[Records from a data collection]
+ + + +

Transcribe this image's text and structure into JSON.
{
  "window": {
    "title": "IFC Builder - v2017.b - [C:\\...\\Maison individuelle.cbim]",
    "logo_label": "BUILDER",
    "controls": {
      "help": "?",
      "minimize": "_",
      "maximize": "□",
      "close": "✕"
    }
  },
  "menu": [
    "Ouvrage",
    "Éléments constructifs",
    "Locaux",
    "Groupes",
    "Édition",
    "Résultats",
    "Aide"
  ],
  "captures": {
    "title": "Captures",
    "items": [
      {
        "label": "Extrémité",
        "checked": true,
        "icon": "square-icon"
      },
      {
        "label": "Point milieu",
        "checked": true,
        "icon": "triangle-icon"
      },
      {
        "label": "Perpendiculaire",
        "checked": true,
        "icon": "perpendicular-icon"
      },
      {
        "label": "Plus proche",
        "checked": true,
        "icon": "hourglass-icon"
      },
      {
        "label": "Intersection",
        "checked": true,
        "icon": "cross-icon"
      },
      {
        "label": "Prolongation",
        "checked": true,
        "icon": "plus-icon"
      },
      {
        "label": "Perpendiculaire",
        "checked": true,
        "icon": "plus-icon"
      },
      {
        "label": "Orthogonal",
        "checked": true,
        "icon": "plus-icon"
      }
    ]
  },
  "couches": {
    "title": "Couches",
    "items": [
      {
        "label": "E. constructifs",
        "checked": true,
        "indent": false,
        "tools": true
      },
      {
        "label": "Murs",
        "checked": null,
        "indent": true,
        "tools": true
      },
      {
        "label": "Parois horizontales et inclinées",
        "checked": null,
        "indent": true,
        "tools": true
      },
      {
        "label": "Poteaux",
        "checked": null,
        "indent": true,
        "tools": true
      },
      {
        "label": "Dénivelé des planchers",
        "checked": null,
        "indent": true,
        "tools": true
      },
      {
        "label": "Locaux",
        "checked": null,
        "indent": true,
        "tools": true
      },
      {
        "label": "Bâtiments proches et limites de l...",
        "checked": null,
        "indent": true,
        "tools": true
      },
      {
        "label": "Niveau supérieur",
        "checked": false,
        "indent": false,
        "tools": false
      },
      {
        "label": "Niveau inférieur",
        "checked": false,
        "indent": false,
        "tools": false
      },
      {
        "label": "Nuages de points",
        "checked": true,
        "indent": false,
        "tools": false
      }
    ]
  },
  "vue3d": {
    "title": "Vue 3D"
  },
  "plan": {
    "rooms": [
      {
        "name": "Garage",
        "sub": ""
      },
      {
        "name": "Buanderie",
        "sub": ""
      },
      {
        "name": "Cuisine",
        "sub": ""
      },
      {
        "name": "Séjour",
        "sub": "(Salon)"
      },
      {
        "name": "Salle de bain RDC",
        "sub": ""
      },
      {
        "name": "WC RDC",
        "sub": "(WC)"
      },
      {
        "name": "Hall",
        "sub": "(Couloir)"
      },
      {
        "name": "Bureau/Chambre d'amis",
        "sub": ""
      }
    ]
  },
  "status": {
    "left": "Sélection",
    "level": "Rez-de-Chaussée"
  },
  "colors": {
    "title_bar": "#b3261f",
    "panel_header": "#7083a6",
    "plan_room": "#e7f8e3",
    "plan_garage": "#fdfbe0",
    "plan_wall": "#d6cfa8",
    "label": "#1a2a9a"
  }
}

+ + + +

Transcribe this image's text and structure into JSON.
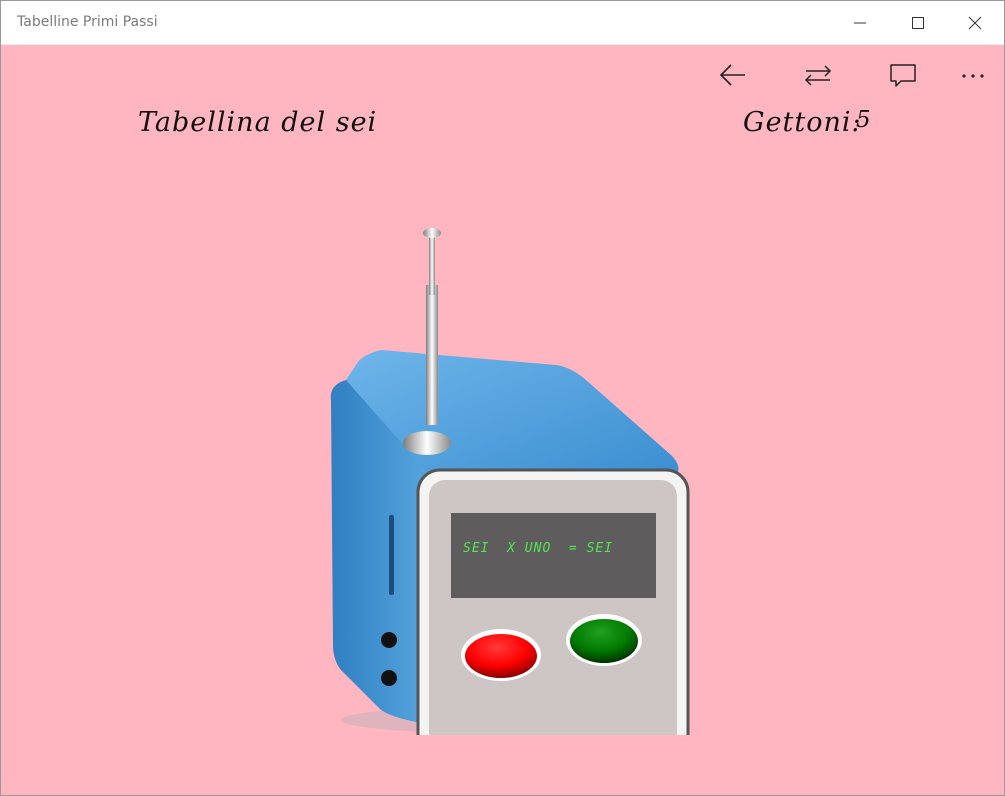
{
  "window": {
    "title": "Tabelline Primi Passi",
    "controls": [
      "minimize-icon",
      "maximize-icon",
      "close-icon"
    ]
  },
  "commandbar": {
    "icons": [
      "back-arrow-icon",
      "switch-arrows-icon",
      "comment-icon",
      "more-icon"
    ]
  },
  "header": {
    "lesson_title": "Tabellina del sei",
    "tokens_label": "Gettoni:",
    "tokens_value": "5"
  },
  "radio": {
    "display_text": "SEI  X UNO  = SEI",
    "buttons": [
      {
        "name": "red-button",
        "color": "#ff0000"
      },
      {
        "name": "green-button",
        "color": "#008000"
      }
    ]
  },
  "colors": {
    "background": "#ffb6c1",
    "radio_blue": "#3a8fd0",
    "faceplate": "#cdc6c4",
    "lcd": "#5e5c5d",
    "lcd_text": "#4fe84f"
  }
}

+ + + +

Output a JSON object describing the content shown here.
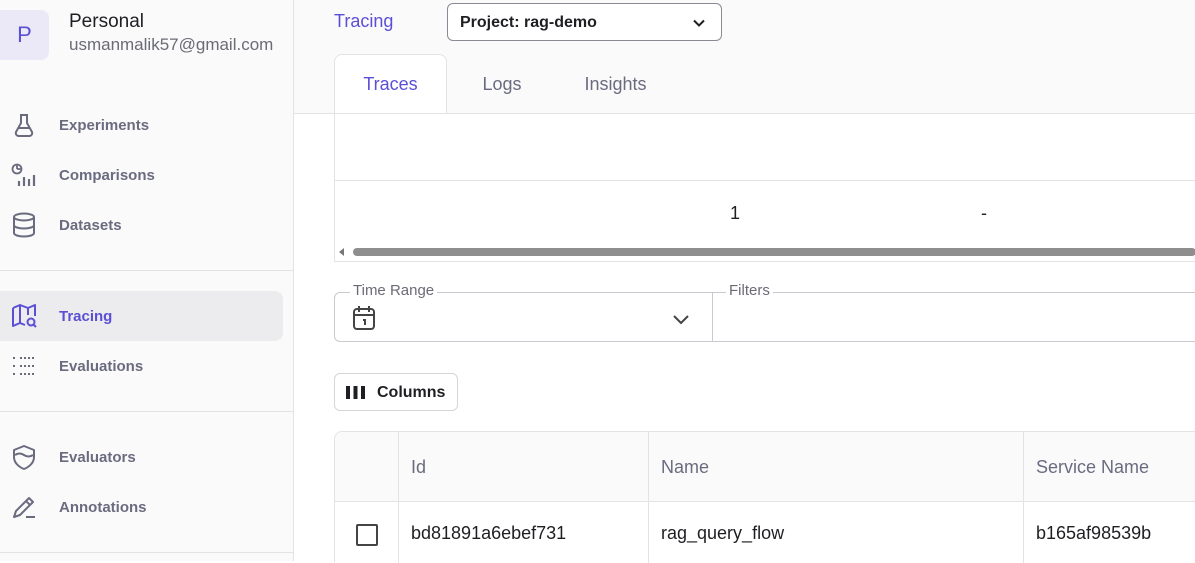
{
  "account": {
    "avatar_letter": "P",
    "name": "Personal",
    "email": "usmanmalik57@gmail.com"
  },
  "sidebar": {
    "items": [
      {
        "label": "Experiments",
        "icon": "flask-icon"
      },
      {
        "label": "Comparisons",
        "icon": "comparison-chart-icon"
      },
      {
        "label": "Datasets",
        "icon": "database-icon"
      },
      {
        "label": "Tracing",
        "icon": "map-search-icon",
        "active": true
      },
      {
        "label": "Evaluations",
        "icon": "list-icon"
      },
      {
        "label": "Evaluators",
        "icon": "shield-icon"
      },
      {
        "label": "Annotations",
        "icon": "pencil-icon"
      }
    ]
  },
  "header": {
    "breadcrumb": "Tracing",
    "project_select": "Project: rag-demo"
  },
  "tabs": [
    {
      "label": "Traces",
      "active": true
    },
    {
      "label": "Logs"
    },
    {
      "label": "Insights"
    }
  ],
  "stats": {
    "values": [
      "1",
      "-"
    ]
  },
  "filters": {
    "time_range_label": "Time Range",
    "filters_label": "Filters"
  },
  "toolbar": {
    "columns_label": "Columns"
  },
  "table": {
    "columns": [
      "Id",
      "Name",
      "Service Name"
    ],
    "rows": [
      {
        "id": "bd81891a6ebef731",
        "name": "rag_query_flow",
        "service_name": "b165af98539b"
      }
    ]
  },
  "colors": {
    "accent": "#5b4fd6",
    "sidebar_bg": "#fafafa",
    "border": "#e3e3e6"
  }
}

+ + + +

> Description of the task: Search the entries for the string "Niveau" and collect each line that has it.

> Reply to the exercise:
        "label": "Niveau supérieur",
        "label": "Niveau inférieur",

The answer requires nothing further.